Fallen Kingdom starts out well enough, opening with a nasty little prologue involving a miniature submarine, a hungry mosasaur and a tug of war between a T-Rex and a helicopter. The Orphanage director Bayona is a far better visual storyteller than Trevorrow, bringing his horror credentials to bear in this dark, rain-soaked sequence. It’s a highly effective sequence that almost makes you forget how little logical sense the scene actually makes.
It transpires that the once-dormant island volcano of Isla Nublar is now active and about to erupt, threatening all the surviving dinosaurs. Claire (Bryce Dallas Howard), transformed from corporate megabitch to environmental campaigner, is recruited by shady businessman Eli Mills (Rafe Spall) to rescue the beasts. Sound familiar? It should do, as it’s basically a rehash of the plot of The Lost World. That sequel was once much-derided but now seems like a bona-fide masterpiece compared to this weak clone.
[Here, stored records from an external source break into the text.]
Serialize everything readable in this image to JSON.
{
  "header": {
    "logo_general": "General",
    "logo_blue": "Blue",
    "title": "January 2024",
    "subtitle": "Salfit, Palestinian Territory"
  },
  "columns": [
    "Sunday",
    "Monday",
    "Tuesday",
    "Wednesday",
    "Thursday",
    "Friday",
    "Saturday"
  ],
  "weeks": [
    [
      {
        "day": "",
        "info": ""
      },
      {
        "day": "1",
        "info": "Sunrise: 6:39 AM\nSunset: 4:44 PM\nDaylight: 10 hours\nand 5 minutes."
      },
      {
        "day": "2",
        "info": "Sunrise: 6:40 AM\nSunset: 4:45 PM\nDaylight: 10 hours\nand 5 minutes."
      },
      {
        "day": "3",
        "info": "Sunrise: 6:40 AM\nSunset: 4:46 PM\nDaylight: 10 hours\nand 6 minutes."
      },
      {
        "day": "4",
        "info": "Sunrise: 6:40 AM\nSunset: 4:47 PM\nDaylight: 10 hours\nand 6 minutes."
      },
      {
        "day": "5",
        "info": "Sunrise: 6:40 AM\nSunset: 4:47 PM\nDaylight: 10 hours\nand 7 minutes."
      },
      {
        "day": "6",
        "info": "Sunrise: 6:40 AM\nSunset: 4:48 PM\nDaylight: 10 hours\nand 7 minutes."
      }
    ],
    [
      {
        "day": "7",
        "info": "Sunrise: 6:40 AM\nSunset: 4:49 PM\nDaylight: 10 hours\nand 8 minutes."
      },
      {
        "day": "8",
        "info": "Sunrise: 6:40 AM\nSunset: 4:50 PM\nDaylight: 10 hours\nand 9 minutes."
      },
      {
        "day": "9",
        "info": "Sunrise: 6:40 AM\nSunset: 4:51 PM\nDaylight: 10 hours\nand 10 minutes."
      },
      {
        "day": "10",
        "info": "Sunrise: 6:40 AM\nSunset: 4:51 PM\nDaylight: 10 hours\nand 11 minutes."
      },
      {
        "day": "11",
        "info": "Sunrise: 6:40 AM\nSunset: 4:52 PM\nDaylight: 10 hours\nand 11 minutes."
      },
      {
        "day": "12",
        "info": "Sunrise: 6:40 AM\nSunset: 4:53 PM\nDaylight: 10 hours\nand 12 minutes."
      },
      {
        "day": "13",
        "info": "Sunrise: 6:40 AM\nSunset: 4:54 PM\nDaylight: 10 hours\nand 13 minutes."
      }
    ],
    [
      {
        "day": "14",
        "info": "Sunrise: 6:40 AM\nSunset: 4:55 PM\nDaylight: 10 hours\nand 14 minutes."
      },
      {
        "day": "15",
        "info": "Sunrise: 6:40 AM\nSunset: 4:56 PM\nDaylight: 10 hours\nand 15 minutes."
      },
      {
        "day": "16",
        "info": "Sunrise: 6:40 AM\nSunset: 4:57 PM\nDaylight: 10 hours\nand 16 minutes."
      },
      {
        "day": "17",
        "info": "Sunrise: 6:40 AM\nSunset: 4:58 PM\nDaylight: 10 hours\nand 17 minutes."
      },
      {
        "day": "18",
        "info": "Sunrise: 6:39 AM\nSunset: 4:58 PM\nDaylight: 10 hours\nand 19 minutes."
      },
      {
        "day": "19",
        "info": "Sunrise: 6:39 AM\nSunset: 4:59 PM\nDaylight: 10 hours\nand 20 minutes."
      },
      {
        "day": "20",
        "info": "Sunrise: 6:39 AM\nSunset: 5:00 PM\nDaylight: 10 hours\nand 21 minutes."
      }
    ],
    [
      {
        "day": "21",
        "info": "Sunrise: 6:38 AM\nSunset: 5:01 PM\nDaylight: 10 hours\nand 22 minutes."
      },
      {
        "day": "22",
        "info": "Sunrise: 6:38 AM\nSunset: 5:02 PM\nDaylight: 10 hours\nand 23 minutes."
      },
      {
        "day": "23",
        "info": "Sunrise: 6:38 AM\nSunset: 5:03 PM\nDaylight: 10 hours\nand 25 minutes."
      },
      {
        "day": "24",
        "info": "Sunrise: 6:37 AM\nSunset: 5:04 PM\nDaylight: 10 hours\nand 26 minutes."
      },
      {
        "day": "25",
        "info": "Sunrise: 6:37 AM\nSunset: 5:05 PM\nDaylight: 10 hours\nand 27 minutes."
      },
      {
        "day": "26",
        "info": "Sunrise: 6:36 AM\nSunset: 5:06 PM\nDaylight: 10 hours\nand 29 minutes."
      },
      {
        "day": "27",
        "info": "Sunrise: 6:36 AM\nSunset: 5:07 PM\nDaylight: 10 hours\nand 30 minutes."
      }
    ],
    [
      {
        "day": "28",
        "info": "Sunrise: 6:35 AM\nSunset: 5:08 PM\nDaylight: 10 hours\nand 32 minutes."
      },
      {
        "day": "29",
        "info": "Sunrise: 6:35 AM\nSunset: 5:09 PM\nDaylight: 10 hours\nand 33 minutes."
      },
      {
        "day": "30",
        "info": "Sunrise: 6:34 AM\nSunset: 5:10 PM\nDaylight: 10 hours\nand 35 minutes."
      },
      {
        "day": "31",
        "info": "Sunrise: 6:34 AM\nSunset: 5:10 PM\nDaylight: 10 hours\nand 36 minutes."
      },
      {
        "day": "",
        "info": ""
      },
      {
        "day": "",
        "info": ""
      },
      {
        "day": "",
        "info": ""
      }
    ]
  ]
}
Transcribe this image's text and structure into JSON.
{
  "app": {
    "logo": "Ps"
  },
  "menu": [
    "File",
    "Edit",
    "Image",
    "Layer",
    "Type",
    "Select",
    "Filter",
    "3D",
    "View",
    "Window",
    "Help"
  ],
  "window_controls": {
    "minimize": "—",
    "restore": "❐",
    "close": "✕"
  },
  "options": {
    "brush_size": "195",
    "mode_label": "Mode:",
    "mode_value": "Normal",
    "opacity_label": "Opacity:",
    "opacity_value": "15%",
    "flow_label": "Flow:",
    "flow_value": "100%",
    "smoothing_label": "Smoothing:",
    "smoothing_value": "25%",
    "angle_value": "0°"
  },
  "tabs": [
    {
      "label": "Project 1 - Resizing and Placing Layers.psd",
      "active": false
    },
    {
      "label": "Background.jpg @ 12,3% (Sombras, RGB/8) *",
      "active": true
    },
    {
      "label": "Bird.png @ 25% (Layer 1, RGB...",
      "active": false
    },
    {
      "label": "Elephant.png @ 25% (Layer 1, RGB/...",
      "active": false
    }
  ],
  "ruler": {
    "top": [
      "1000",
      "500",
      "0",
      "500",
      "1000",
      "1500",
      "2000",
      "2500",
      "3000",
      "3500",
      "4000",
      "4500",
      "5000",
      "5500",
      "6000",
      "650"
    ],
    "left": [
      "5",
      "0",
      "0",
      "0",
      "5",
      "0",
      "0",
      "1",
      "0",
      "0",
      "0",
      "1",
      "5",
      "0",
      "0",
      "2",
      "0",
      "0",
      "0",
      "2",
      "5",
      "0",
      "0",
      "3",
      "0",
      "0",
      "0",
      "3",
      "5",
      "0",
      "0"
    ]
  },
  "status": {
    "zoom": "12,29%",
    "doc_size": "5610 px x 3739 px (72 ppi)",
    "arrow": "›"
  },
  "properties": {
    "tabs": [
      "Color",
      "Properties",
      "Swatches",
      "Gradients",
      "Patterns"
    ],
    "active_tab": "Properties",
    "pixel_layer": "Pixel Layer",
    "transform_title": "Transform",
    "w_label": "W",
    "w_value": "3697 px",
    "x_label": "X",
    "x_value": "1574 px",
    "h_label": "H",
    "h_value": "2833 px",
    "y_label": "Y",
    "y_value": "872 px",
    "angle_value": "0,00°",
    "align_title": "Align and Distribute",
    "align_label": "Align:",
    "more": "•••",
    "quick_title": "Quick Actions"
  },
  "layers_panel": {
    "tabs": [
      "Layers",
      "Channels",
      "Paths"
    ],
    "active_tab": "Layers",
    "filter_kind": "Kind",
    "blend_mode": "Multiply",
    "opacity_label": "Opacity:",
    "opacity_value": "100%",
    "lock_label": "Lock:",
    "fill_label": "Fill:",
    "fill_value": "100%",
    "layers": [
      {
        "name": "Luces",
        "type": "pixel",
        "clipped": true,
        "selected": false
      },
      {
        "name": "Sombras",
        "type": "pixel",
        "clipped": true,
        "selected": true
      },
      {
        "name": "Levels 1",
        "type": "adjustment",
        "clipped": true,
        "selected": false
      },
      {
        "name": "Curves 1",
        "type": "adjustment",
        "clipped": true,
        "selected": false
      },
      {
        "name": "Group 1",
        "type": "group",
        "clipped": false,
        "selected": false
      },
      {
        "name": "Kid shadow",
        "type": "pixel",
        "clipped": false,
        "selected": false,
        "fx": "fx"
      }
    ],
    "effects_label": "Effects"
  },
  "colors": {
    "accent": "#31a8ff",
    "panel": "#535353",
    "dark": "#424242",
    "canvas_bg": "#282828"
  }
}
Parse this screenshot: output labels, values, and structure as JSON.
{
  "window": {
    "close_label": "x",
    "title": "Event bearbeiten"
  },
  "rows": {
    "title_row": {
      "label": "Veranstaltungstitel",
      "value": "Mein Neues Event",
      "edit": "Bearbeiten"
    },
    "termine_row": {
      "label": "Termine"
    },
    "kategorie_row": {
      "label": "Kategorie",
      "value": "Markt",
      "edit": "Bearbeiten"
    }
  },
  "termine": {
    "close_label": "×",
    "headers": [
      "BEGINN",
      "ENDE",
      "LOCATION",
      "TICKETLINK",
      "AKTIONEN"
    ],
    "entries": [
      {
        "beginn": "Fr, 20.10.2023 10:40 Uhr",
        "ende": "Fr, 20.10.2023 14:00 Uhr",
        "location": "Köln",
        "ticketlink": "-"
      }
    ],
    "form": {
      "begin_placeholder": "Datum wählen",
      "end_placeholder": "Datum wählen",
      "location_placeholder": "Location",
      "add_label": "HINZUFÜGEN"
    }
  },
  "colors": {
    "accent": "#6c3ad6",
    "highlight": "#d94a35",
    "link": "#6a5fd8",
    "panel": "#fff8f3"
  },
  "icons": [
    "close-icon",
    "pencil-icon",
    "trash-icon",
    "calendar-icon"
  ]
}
A major problem of Fallen Kingdom is its endless rush to get to the next plot point, sacrificing any sense of pacing or suspense along the way. The result is that none of the main players, including Owen (Chris Pratt), Claire’s assistant Franklin (Justice Smith) and “paleo-veterinarian” Zia (Daniella Pineda), never once feel like they’re in any real peril. BD Wong’s Dr Henry Wu is again criminally sidelined, Jeff Goldblum’s much-touted return is as brief as it is pointless, and the last film’s MVP – Blue the velociraptor – has been irreparably drained of any meaningful menace. A sequence involving a cliff edge and a terrifying plunge underwater echoes a similar scene in The Lost World, but without Spielberg’s mastery of timing and suspense, it just feels ridiculous.
There are some positives. The shot of a doomed brachiosaur as the group leave Isla Nublar is terribly sad, but also unnecessarily cruel. Later, a rotating camera tracking the Indoraptor – the film’s undercooked new Big Bad – as it enters a bedroom has Bayona fully engaging his skills as a horror maestro. The mean streak that ran through the last film has also been notably toned down, with little remaining of the last film’s derision of women. Nevertheless, nothing can redeem the crushing, insulting stupidity of the enterprise as a whole.
In a film about resurrected dinosaurs, suspension of disbelief is mandatory, but the script’s illogical nonsense and flat, cartoonish characters compound on each other until any audience goodwill has evaporated. Between the terror and the spectacle of the original Jurassic Park there was once awe – a fable that reflected humanity’s hubris and nature’s terrible power in the most magnificent animals to ever walk the earth. In this fifth retelling, that fable has become a tale “told by an idiot, full of sound and fury, signifying nothing”. A fallen kingdom, indeed.
Christopher Machell | @Dr_Machell